Harford County Trash
The Sun's virulent attack on Harford County's private trash haulers surprised and angered me.
Harford County has had a long tradition of outstanding trash hauling service because it is an area which has remained in the private sector, driven by the profit motive and has not been watered down, cheapened or denigrated by being taken over by the governmental bureaucracy. The suggestion that the Harford County haulers are gouging the public is ludicrous.
First, there's far too much competition for that to be possible. Moreover, the county executive and county council of Harford County are responsible for the dramatic increase in the hauling fees.
We implemented for the first time in ten years a tipping fee of $35 per ton, which was bound to nearly double the charges that trash haulers were making.
It is hypocritical for any public official, whether elected or appointed in Harford County government, to put the blame on the private trash haulers for the dramatic increase in their service fees.
What is perhaps the most shocking to me is that The Sun has taken upon itself to condemn, though not by name, one hauler who has taken an especially progressive approach to the new tipping fee and recycling program.
He has implemented a per-bag trash service so that the family that reduces its trash dramatically will reap the rewards by a service cost that is actually lower than was possible before the tipping fee and recycling program.
The Sun seems determined to force the small private businessmen out of the trash hauling business in favor of the multinational trash haulers or perhaps a governmentally run trash service.

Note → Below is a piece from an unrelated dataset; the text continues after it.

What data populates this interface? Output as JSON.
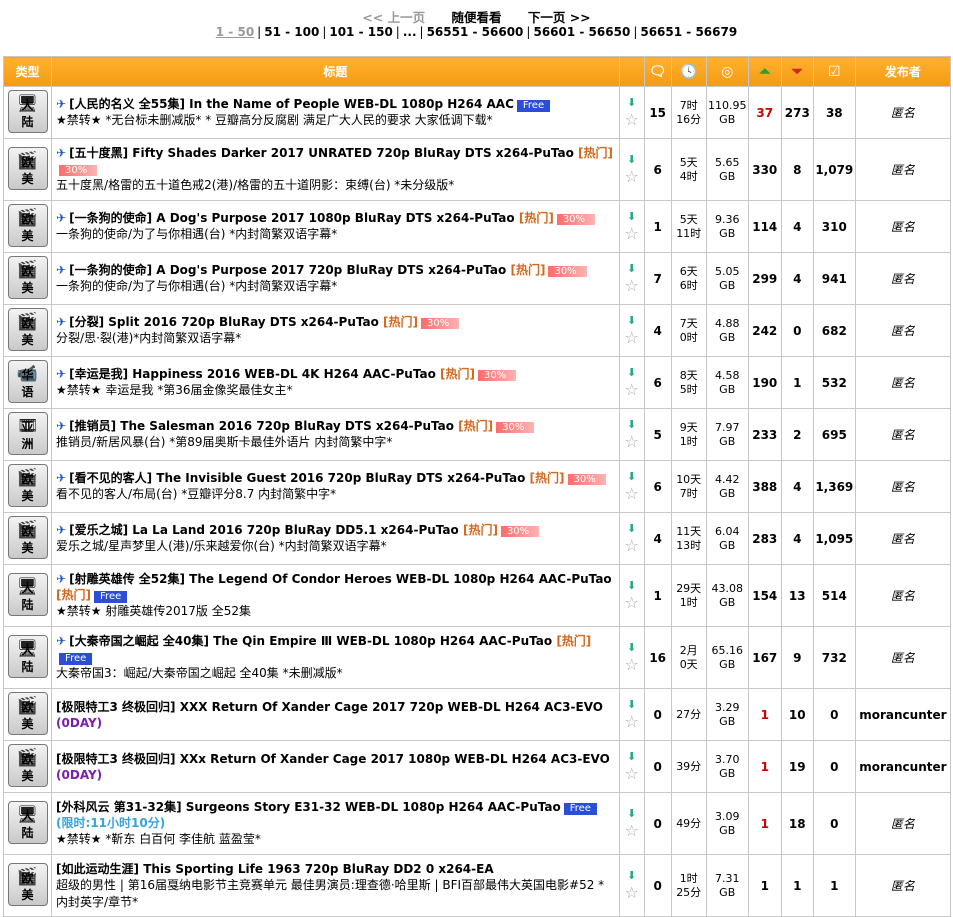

It's time to remember that America is a nation of free enterprise and small business. We should be supporting our local business people when they are doing their best to be progressive, rather than undermining them with unfounded criticism.
Jeffrey D. Wilson

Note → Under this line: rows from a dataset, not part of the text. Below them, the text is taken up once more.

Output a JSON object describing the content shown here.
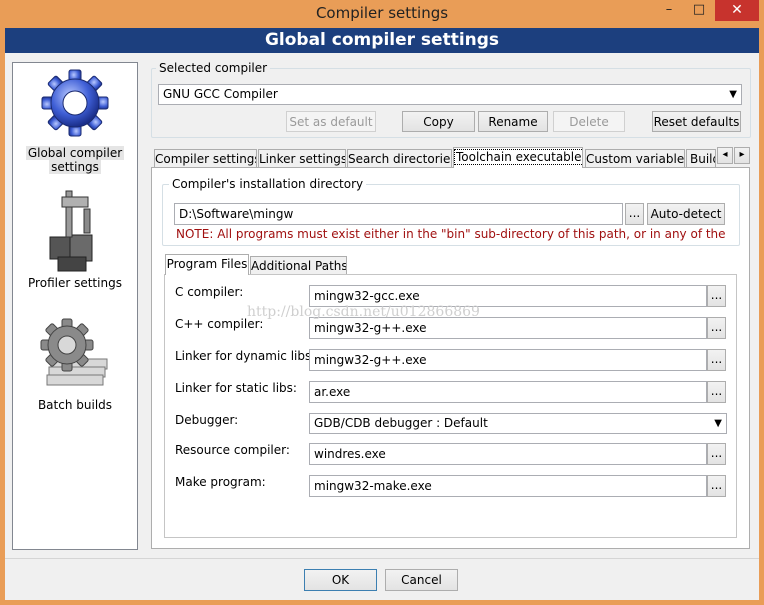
{
  "window": {
    "title": "Compiler settings",
    "minimize": "–",
    "maximize": "□",
    "close": "✕"
  },
  "banner": "Global compiler settings",
  "nav": [
    {
      "label_lines": [
        "Global compiler",
        "settings"
      ],
      "icon": "gear-icon"
    },
    {
      "label_lines": [
        "Profiler settings"
      ],
      "icon": "profiler-icon"
    },
    {
      "label_lines": [
        "Batch builds"
      ],
      "icon": "batch-builds-icon"
    }
  ],
  "selected_compiler": {
    "group_label": "Selected compiler",
    "value": "GNU GCC Compiler",
    "buttons": {
      "set_default": "Set as default",
      "copy": "Copy",
      "rename": "Rename",
      "delete": "Delete",
      "reset": "Reset defaults"
    }
  },
  "tabs": [
    "Compiler settings",
    "Linker settings",
    "Search directories",
    "Toolchain executables",
    "Custom variables",
    "Build"
  ],
  "tab_scroll": {
    "left": "◂",
    "right": "▸"
  },
  "install_dir": {
    "group_label": "Compiler's installation directory",
    "value": "D:\\Software\\mingw",
    "browse": "...",
    "autodetect": "Auto-detect",
    "note": "NOTE: All programs must exist either in the \"bin\" sub-directory of this path, or in any of the"
  },
  "subtabs": [
    "Program Files",
    "Additional Paths"
  ],
  "programs": [
    {
      "label": "C compiler:",
      "value": "mingw32-gcc.exe",
      "kind": "text"
    },
    {
      "label": "C++ compiler:",
      "value": "mingw32-g++.exe",
      "kind": "text"
    },
    {
      "label": "Linker for dynamic libs:",
      "value": "mingw32-g++.exe",
      "kind": "text"
    },
    {
      "label": "Linker for static libs:",
      "value": "ar.exe",
      "kind": "text"
    },
    {
      "label": "Debugger:",
      "value": "GDB/CDB debugger : Default",
      "kind": "select"
    },
    {
      "label": "Resource compiler:",
      "value": "windres.exe",
      "kind": "text"
    },
    {
      "label": "Make program:",
      "value": "mingw32-make.exe",
      "kind": "text"
    }
  ],
  "browse_label": "...",
  "watermark": "http://blog.csdn.net/u012866869",
  "footer": {
    "ok": "OK",
    "cancel": "Cancel"
  }
}
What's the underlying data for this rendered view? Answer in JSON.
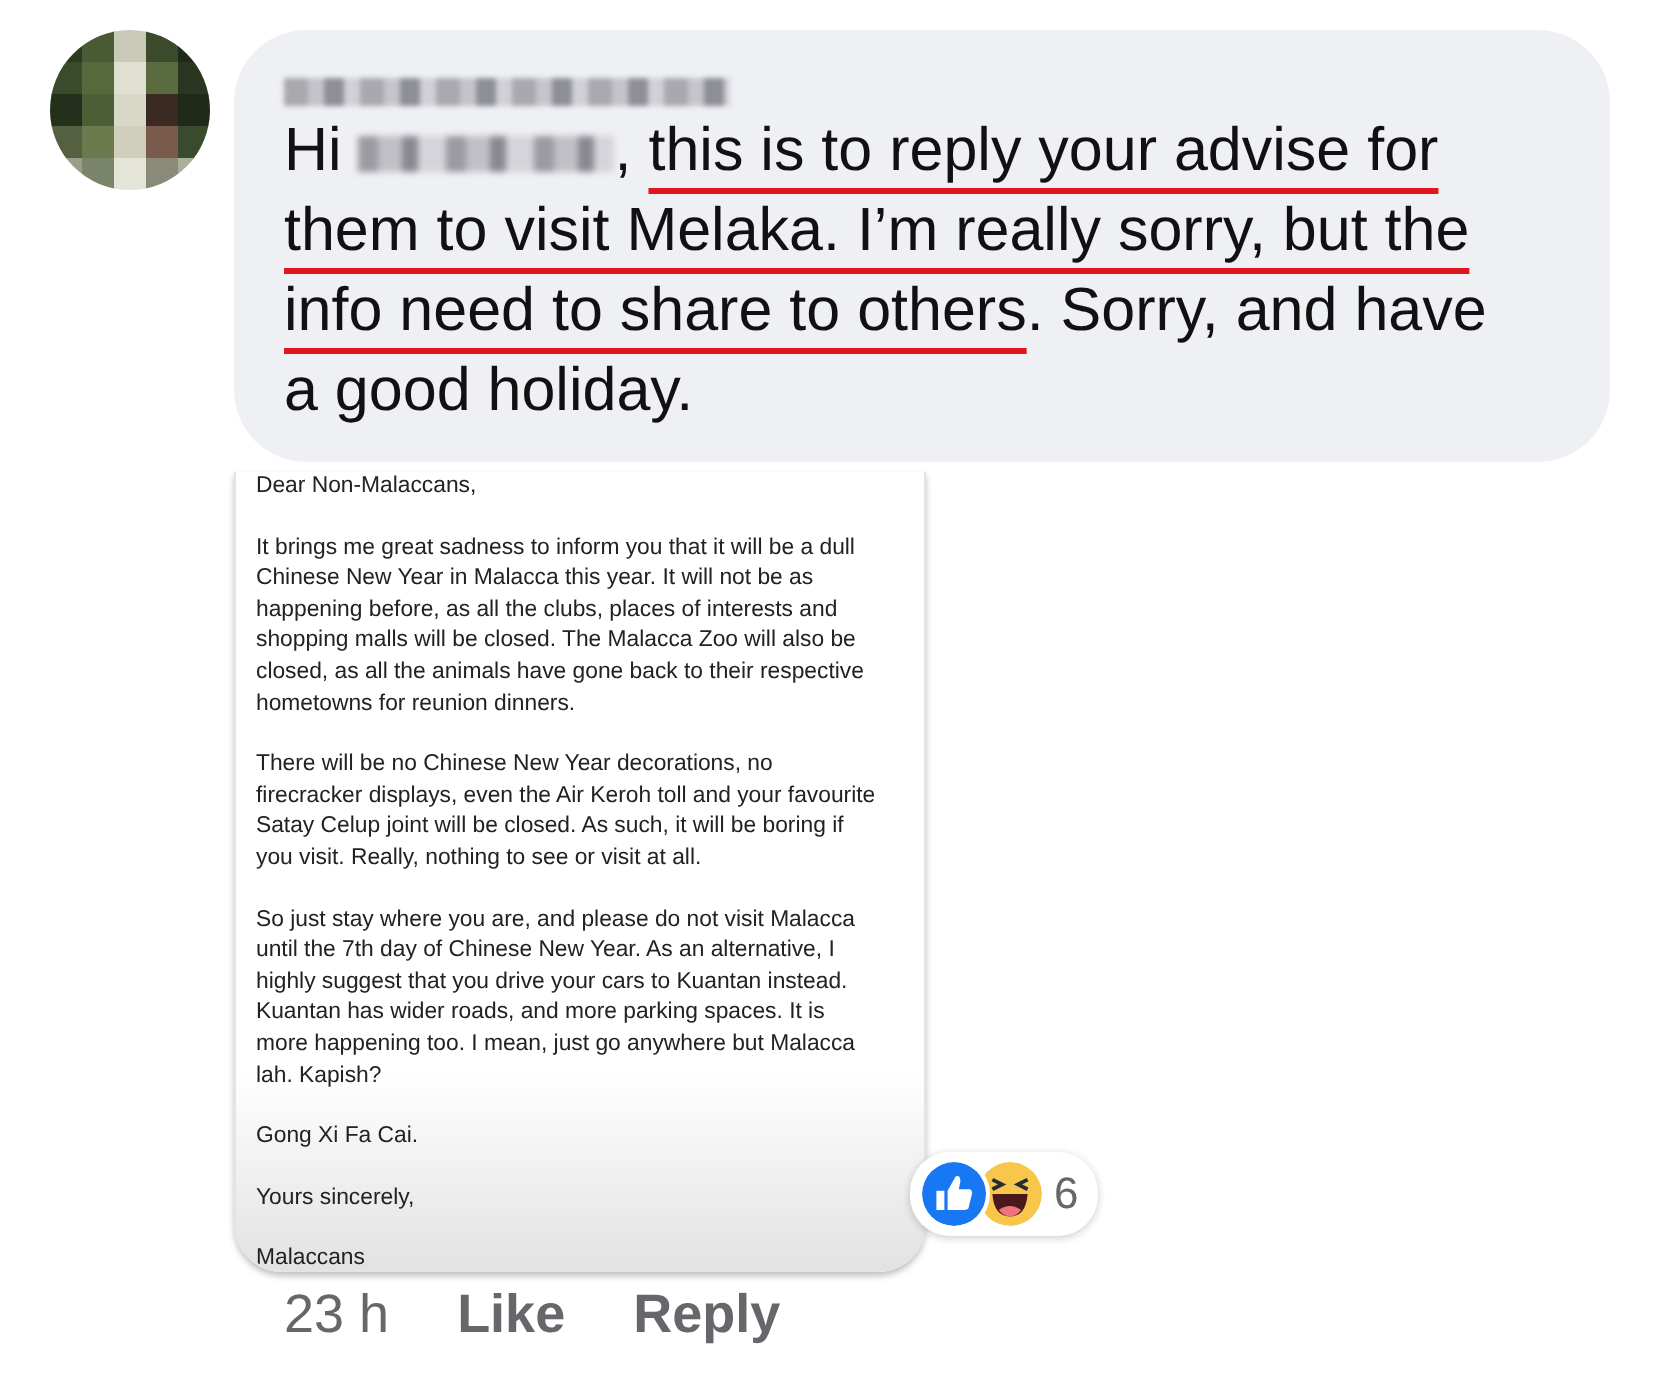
{
  "comment": {
    "author_redacted": true,
    "message": [
      {
        "kind": "text",
        "text": "Hi "
      },
      {
        "kind": "redacted"
      },
      {
        "kind": "text",
        "text": ", "
      },
      {
        "kind": "underlined",
        "text": "this is to reply your advise for them to visit Melaka. I’m really sorry, but the info need to share to others"
      },
      {
        "kind": "text",
        "text": ". Sorry, and have a good holiday."
      }
    ],
    "attachment": {
      "paragraphs": [
        "Dear Non-Malaccans,",
        "It brings me great sadness to inform you that it will be a dull Chinese New Year in Malacca this year. It will not be as happening before, as all the clubs, places of interests and shopping malls will be closed. The Malacca Zoo will also be closed, as all the animals have gone back to their respective hometowns for reunion dinners.",
        "There will be no Chinese New Year decorations, no firecracker displays, even the Air Keroh toll and your favourite Satay Celup joint will be closed. As such, it will be boring if you visit. Really, nothing to see or visit at all.",
        "So just stay where you are, and please do not visit Malacca until the 7th day of Chinese New Year. As an alternative, I highly suggest that you drive your cars to Kuantan instead. Kuantan has wider roads, and more parking spaces. It is more happening too. I mean, just go anywhere but Malacca lah. Kapish?",
        "Gong Xi Fa Cai.",
        "Yours sincerely,",
        "Malaccans"
      ]
    },
    "reactions": {
      "types": [
        {
          "kind": "like"
        },
        {
          "kind": "haha"
        }
      ],
      "count": "6"
    },
    "time": "23 h",
    "actions": [
      "Like",
      "Reply"
    ]
  }
}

F: The writer is president of the Harford County Council.
Baker is Choice Replace Bush
Regarding your editorial (Aug. 5) that asked who should replace George Bush as the Republican presidential nominee if he stepped down, the answer seems obvious to me: James Baker.

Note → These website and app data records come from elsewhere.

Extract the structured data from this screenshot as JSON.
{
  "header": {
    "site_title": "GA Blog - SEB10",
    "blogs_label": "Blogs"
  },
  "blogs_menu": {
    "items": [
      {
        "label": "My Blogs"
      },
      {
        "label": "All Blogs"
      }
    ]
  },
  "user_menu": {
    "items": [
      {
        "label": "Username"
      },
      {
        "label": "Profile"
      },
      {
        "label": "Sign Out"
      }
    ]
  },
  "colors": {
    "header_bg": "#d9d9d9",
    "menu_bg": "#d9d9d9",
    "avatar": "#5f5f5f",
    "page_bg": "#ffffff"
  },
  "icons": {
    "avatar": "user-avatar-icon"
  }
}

You mention the fact that Mr. Baker has never shown a willingness to endure the rigors of presidential campaigning, and might also have mentioned his dismal record in his previous runs for elected office.
Despite these facts, however, Mr. Baker's presidential aspirations are well known. The distance Mr. Baker maintains between himself and Dan Quayle, as well as his softening posture toward Israeli loan guarantees, can be interpreted as the first political maneuvers in the 1996 Republican primary campaign, which presumably would pit him against Mr. Quayle.
While Mr. Baker has never actively courted Republicans, or the rest of the country for that matter, on his own behalf, he most likely would have started soon after the November election in preparation for 1996. If Mr. Baker feels his chances this year are better than they will be in 1996, he could, and would, begin sooner.
This raises the second point mentioned in the editorial, the fact that Mr. Baker does not have a constituency. Mr. Baker's 1992 constituency would be anchored, however, by all those Republicans terrified by the prospect of watching the presidential coalition they have painstakingly built over the past 30 years dismantled, and in some cases co-opted, by the Clinton-Gore Democrats.
Although known for their loyalty, recent events make it clear that many Republicans have concluded that in order to save their ship, the Republican Party, they must get rid of their captain, George Bush.
In any case, a Baker constituency would be easier to build than a constituency for Mr. Bush, who at this point cannot even count on Republicans, and furthermore must be held accountable for the economy and other domestic problems.
A Baker candidacy has all the advantages of the Bush foreign policy successes, without any of the burdens of his domestic failures.
Add to Mr. Baker's ticket Jack Kemp, the housing and urban development secretary, as vice presidential nominee, and you at once placate right-wing Republicans that for some reason persist in their love of Mr. Kemp, and add a much-needed domestic agenda to a national ticket.
A Baker-Kemp ticket eclipses in stature and experience the suddenly small-potatoes Clinton-Gore candidacy.
A Baker-Kemp ticket would provide Republicans an irresistible alternative to the prospect of an uphill, lonely, and negative Bush-Quayle campaign.
The only one left to convince is George Bush.
Stephen M. Dolan
Stick to the Merits on Mall Expansion
A recent editorial in this paper (Aug. 6) criticized Woodward & Lothrop's environmental track record and sought to cast doubts upon the company's sincerity in raising environmental concerns regarding the expansion of the Annapolis Mall.